Action item =>
The data below is to be repeated in full, exactly as shown.

Component data from apps and pages:
* * * * * * * * *

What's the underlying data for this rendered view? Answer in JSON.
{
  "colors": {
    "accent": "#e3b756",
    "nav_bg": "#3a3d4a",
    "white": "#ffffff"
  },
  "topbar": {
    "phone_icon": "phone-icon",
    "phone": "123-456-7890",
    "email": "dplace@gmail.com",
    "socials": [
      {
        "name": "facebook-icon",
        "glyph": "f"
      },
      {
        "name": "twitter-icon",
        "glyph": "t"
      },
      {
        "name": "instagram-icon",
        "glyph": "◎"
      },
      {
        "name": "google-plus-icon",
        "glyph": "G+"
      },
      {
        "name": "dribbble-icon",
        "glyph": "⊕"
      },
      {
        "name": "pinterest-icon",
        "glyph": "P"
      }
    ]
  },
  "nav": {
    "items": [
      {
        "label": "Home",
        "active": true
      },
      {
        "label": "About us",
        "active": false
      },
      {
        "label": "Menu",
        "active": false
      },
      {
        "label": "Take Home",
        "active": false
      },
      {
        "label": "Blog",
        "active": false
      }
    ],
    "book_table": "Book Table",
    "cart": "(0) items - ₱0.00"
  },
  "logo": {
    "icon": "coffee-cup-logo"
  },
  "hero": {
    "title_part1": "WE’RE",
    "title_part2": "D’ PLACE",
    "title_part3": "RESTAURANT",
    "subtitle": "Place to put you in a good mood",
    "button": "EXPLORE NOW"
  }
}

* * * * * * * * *

Written solution =>
What's the underlying data for this rendered view? Answer in JSON.
{
  "colors": {
    "accent": "#e3b756",
    "nav_bg": "#3a3d4a",
    "white": "#ffffff"
  },
  "topbar": {
    "phone_icon": "phone-icon",
    "phone": "123-456-7890",
    "email": "dplace@gmail.com",
    "socials": [
      {
        "name": "facebook-icon",
        "glyph": "f"
      },
      {
        "name": "twitter-icon",
        "glyph": "t"
      },
      {
        "name": "instagram-icon",
        "glyph": "◎"
      },
      {
        "name": "google-plus-icon",
        "glyph": "G+"
      },
      {
        "name": "dribbble-icon",
        "glyph": "⊕"
      },
      {
        "name": "pinterest-icon",
        "glyph": "P"
      }
    ]
  },
  "nav": {
    "items": [
      {
        "label": "Home",
        "active": true
      },
      {
        "label": "About us",
        "active": false
      },
      {
        "label": "Menu",
        "active": false
      },
      {
        "label": "Take Home",
        "active": false
      },
      {
        "label": "Blog",
        "active": false
      }
    ],
    "book_table": "Book Table",
    "cart": "(0) items - ₱0.00"
  },
  "logo": {
    "icon": "coffee-cup-logo"
  },
  "hero": {
    "title_part1": "WE’RE",
    "title_part2": "D’ PLACE",
    "title_part3": "RESTAURANT",
    "subtitle": "Place to put you in a good mood",
    "button": "EXPLORE NOW"
  }
}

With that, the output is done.